Even though the Shintō Musō-ryū was founded by a samurai (Muso Gonnosuke) in the Keichō era (1594–1614) it continues to have a significant influence on policing in the very modern society of Japan. Even today all police officers are trained in Jodo and in every Koban or Police Box you will see a group of Jo’s (4 foot staffs) ready for immediate use.Why has this ancient weapon remained so much in use the modern day? What applications does it have and how does its training enhance modern combat methods? Indeed how does a 400 year old school that specialises in old style Japanese weaponry including sword, staff, jutte, kusarigama, tanjo and arresting cord manage to draw many thousands of experienced martial arts adherents to its ranks worldwide?
These are difficult questions for people unfamiliar with the world of Kobudo (Old martial ways) to answer. The Ryu (school) developed at a time when personal and battlefield combat still found many opportunities to occur. Proficiency in an art or techniques that allowed a person to be victorious in this type of man to man combat was paramount. When a combatant entered into this type of battle he knew very well that he had only a 33% chance of attaining that illusive victory. He could win, his opponent could win… or they both could perish. Combat with swords, staff, spear and similar weapons allows for neither error nor hesitation.
Perhaps this is part of its attraction today and accounts for why many of the students have experience in unarmed martial arts also. My own teacher, Nishioka Tsuneo Sensei described the idea of combining unarmed and armed martial study as being ‘two wheels on the one cart’… with only one wheel we may travel in circles.
There are two distinct differences between the practice of modern combat sports and Kobudo. The first is that in Kobudo the primary training method is Kata… a pre-arranged sequence of increasingly complex movements practiced in pairs. Now a days most teachers and styles try to find a balance between Kata practice and freestyle practice OR kata practice is conducted as a solo affair OR Kata is rejected as a valid method altogether in favour of freestyle practice only. Such a direction is usually justified by the interesting assertion that only freestyle practice develops real world skills. (This is such a spurious argument that it barely warrants comment. We do not learn any language, skill or sport in a real world setting. Contrived environments are established and we slowly graduate to be able to test & apply the skills learned in a true real world setting as opposed to a ring or dojo.) Nishioka Sensei’s explanation was that kata and free practices are not opposing options… rather they are two points on the same road and only the former can lead to the latter.
The second difference is that during training the teacher takes the role of the attacker (uchidachi / uke / nage) and hence the person who is defeated in the kata. At a time when the emphasis has shifted firmly in modern arts including Aikido to the role of the defender as the winner (shidachi /shitei / tori), this constitutes a very considerable difference. The attacker establishes all the conditions to which and within which the defender must respond and only the attacker can provide correct feedback from a position of immense experience.
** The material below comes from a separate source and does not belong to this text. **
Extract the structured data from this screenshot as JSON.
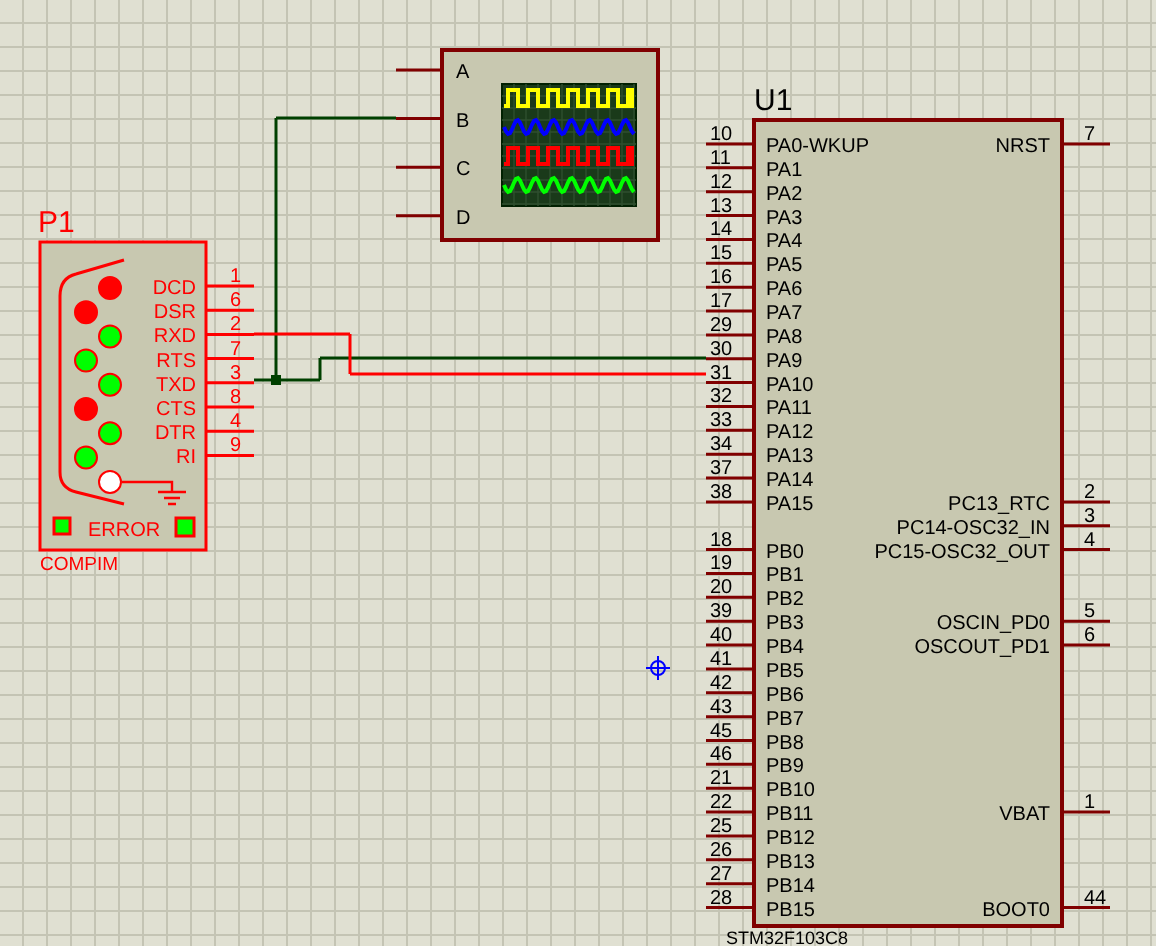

The fact is that in armed training such as SMR, if the attacker is not fully competent the defender cannot possibly learn the art correctly. The big things can go awry very quickly let alone the subtle nuances. I recall my teacher observing a training session and saying “I don’t know where to start. They know everything… but it is all wrong!”